James Corden does his best Ricky Gervais impersonation, throwing out ham after hammy ideas for his role in the new Apple Music spot. If I were to create a game called Advertising Hack Bingo, I would have shouted bingo within the first ten seconds. This ad is so bad, I kept wanting to believe it was a joke. Like, somewhere at the halfway mark, an Apple spokesman would come out and say "hey we were just kidding. There's no way we'd create a spot so horrific, the decaying body of Steve Jobs would continue spinning in his grave long enough to light up Cupertino for a month. Here's the real spot." But no. It continues past the halfway point. And gets worse and worse, like a late-night talkshow sketch gone off the rails.
And throughout the spot all of the selling points ripped from the brief keep bombarding you, while the Apple Music executives, Bozoma Saint John, Eddy Cue, and Jimmy Iovine shake their heads in disbelief. I'm not sure if the disbelief comes from the stupid ideas Corden is pitching or the fact they are starring in this ad which made its debut during the Emmys, which by the way had its all-time low in terms of ratings this year. So the saving grace is relatively few people saw it in the wild.
I have been really good about keeping my emotions in check lately but this ad is so horribly offensive it makes me ask, why in the hell did Translation give the reigns, sorry, "collaborate," with Corden's production company Fulwell73 to make this steaming pile of dung? Who thought it would be a great idea to turn the three executives into straight men? Why didn't someone say "no," when the old "guy pitches zany ideas for commercial," premise got hauled out of the attic, still smelling of moth balls and covered with toxic black mold?

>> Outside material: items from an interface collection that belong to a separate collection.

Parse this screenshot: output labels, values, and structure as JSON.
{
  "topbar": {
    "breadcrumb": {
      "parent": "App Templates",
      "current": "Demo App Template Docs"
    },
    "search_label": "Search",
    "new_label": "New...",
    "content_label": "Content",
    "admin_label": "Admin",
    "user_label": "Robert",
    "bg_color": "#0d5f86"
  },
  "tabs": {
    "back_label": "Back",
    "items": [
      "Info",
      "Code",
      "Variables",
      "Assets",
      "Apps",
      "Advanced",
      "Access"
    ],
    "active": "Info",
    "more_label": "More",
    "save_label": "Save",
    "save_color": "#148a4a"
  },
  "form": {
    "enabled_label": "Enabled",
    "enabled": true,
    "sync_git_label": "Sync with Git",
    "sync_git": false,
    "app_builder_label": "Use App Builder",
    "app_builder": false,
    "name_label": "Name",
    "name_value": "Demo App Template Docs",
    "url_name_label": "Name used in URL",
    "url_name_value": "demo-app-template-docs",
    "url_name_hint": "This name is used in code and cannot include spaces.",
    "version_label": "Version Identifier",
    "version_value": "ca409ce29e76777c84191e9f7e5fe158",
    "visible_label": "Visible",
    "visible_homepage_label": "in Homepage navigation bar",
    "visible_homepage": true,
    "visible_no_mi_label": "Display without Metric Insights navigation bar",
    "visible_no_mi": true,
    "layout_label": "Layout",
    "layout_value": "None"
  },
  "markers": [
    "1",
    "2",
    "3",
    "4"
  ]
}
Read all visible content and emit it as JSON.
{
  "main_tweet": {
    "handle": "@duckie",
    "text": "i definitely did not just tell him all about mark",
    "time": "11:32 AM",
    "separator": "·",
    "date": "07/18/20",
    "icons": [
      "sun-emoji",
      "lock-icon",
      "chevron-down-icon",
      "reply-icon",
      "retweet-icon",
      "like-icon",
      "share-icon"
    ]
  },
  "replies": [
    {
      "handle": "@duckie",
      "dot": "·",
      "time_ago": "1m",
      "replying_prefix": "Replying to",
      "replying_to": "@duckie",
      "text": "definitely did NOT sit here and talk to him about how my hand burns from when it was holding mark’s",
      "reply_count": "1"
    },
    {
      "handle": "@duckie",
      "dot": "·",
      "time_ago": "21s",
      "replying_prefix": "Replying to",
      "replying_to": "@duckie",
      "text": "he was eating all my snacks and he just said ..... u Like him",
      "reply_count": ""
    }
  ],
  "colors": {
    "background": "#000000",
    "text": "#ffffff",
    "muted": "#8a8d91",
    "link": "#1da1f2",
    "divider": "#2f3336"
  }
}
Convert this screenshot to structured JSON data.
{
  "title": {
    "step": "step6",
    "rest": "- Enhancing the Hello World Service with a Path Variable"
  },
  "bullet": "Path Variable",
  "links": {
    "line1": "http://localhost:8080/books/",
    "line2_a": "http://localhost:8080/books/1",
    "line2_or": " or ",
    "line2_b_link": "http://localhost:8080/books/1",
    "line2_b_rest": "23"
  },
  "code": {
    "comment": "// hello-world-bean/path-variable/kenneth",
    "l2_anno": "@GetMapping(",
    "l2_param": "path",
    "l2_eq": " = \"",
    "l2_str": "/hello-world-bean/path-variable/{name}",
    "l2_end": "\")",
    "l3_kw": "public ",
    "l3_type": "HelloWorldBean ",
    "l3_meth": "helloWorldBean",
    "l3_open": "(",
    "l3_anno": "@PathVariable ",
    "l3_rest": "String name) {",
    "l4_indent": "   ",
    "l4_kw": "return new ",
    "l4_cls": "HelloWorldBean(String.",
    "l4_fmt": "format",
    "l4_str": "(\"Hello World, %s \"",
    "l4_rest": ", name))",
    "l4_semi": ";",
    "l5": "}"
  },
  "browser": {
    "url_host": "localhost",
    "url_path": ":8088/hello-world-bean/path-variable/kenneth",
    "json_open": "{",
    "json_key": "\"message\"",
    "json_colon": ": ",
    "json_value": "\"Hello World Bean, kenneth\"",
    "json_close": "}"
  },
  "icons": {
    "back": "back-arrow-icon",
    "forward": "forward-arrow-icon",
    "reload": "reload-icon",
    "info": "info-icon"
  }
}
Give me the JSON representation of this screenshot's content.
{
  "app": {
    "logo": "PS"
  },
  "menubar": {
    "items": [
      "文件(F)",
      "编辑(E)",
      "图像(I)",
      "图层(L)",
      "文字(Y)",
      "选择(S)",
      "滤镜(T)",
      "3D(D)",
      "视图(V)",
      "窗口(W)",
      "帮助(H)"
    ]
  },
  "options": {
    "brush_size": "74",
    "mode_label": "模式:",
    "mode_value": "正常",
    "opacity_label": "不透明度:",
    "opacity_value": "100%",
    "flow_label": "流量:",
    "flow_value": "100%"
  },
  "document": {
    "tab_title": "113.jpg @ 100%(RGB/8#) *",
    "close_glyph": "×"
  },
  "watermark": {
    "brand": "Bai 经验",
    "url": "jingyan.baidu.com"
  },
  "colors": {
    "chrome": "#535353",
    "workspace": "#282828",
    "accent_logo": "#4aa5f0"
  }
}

Ad agencies: please for the love of all that is holy and sacred in our industry, stop doing this. Don't buy into native advertising on channels that have no appreciation for your brand and will do the same shit for anyone who waves money under their noses. Stop believing that the guy whose audience loves capool karaoke is the right fit for your brand message. Once upon a time we were good at creating culture. Now I'm not even sure we're good at borrowing interest any more.
Pharrell sums it up best in his cameo when he utters an important word: Stop.